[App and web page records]
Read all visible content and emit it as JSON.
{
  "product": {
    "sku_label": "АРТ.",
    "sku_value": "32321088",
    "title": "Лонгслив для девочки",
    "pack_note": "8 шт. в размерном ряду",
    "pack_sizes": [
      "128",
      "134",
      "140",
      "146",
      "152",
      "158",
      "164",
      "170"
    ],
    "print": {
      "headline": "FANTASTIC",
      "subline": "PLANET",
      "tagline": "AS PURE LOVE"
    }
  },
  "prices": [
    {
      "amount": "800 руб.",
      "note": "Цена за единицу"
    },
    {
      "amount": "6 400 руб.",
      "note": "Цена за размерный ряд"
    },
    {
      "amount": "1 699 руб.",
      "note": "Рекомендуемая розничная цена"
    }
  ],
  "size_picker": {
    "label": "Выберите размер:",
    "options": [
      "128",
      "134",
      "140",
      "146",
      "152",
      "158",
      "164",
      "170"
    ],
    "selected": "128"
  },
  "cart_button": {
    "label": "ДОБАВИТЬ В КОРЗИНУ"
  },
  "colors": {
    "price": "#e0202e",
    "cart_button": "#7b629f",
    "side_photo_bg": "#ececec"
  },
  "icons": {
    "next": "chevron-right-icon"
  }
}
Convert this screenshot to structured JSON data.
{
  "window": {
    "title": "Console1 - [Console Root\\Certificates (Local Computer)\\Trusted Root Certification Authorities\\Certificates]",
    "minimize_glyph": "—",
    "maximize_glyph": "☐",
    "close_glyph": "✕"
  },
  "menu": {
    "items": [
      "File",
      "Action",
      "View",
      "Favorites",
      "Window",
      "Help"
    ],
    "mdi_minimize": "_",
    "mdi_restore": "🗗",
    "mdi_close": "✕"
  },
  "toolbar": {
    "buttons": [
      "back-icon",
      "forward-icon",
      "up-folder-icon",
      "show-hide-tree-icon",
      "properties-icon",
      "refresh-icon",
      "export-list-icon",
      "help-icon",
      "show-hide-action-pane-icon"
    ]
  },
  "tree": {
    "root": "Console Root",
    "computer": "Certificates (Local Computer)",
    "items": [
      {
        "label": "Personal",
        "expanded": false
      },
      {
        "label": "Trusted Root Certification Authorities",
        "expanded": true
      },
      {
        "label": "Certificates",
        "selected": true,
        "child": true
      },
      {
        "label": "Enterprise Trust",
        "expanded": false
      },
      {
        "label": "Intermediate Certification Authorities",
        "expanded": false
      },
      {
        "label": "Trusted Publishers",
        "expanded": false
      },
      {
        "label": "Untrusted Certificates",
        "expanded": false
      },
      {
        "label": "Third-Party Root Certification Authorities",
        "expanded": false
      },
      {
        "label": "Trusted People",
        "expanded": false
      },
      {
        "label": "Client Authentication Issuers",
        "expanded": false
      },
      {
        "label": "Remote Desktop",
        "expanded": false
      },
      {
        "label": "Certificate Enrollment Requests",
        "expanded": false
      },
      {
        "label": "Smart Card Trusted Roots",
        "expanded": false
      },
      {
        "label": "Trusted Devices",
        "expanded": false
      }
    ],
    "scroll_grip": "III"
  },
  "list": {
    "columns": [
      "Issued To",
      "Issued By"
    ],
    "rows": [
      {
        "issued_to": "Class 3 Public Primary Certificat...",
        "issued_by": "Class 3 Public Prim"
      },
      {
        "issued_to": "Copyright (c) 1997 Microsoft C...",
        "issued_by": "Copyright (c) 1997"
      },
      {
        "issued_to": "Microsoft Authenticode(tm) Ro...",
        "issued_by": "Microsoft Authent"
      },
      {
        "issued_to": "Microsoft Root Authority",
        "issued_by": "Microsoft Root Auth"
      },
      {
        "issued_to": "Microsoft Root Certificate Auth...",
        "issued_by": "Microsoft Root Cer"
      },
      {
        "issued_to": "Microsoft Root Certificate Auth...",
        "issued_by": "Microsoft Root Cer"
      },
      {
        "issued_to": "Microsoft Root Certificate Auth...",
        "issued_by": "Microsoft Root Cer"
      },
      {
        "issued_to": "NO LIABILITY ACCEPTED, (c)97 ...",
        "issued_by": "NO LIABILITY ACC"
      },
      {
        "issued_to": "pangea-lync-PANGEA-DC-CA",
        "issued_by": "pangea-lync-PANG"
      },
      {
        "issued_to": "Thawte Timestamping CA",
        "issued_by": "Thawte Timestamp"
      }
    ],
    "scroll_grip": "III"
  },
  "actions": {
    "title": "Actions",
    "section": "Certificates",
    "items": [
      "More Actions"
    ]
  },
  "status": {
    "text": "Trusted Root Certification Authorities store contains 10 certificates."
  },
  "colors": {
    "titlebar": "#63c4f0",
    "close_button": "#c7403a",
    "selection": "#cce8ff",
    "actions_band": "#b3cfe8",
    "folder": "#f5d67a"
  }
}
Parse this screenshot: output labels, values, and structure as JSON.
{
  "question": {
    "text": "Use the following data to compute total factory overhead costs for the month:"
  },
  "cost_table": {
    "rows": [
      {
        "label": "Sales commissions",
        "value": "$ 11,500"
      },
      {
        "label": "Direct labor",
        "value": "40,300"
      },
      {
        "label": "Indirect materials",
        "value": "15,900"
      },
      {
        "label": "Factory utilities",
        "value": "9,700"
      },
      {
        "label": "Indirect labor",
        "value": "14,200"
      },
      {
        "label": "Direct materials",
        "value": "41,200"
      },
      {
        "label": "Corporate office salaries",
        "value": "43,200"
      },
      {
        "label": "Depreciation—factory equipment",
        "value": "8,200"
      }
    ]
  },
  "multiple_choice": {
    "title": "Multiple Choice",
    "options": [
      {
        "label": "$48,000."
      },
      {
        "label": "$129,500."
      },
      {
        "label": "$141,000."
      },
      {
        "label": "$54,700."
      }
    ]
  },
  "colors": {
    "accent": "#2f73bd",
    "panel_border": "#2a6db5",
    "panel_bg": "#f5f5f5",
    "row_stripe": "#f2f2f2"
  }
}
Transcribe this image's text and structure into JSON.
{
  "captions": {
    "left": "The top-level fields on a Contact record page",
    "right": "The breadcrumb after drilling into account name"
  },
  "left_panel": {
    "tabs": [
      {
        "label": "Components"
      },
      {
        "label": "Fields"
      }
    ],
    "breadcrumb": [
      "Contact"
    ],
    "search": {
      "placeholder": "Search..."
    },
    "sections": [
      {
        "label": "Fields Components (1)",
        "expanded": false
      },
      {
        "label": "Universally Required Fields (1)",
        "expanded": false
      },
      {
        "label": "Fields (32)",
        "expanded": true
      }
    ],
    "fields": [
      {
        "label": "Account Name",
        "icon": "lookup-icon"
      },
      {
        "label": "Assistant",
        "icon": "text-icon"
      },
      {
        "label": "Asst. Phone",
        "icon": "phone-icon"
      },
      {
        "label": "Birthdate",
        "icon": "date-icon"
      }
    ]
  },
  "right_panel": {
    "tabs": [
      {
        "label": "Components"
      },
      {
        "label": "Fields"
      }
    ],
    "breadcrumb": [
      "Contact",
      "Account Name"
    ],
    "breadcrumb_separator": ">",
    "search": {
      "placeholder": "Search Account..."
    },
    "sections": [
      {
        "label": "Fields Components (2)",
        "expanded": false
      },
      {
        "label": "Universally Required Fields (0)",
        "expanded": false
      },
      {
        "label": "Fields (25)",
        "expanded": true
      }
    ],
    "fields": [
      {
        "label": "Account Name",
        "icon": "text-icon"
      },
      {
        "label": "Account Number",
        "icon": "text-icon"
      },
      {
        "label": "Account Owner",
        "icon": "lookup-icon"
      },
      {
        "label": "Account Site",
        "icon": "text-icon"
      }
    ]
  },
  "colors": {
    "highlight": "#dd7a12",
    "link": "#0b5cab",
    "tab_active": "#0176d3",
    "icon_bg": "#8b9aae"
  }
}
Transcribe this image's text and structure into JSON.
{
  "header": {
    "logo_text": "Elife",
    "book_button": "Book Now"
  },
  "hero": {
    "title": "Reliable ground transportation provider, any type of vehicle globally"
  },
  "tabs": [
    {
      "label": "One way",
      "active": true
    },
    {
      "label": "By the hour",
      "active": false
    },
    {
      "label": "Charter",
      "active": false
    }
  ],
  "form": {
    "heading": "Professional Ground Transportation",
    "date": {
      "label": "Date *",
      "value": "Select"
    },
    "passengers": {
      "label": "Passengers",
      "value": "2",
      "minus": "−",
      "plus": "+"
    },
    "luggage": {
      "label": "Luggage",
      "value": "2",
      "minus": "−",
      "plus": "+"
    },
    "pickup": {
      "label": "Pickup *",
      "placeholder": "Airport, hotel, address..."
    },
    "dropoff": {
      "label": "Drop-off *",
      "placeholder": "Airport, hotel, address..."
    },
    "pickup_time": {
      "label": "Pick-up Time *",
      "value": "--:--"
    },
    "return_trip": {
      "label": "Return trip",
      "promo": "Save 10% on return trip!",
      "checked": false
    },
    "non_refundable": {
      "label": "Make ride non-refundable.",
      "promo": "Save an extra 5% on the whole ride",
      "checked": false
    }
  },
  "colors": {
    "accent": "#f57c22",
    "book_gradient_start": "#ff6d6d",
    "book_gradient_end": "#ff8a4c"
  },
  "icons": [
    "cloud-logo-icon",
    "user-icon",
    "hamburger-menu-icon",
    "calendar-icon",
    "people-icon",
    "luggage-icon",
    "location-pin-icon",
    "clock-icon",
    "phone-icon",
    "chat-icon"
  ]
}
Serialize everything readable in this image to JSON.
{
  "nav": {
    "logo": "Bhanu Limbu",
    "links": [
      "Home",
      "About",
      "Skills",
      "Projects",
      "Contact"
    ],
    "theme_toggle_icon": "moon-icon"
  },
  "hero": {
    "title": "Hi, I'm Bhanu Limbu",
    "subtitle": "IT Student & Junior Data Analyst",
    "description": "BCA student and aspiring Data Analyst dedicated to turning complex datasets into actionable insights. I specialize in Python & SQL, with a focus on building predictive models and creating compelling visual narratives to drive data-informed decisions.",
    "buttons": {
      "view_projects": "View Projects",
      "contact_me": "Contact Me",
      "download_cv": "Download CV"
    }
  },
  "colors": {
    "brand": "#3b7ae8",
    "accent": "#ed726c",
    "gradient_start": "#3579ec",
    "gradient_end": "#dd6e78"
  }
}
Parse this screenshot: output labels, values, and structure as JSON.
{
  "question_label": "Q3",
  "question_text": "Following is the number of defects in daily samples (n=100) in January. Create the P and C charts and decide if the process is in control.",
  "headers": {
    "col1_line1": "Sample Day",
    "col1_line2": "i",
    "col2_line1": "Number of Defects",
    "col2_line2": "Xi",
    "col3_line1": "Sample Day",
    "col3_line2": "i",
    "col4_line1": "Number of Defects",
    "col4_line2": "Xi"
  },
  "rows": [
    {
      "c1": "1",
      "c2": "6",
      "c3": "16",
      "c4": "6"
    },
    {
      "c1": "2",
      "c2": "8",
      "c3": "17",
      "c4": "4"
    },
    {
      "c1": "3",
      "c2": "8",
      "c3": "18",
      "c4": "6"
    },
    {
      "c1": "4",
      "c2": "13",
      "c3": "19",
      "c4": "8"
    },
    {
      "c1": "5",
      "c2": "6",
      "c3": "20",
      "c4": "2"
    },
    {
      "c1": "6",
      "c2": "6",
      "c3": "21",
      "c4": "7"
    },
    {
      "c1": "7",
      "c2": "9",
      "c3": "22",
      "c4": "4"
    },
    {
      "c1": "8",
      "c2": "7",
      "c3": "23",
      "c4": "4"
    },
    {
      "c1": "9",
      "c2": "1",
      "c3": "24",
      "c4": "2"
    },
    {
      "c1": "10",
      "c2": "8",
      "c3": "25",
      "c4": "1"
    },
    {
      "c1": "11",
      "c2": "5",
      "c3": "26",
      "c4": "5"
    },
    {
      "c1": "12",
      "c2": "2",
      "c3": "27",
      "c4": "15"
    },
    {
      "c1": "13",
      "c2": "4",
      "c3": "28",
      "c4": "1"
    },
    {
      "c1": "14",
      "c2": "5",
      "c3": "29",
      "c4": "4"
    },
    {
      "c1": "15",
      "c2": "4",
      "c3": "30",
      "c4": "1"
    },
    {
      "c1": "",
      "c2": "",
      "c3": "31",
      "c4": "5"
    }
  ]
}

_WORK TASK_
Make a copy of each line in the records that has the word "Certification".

_SOLUTION TO THIS TASK_
    "title": "Console1 - [Console Root\\Certificates (Local Computer)\\Trusted Root Certification Authorities\\Certificates]",
        "label": "Trusted Root Certification Authorities",
        "label": "Intermediate Certification Authorities",
        "label": "Third-Party Root Certification Authorities",
    "text": "Trusted Root Certification Authorities store contains 10 certificates."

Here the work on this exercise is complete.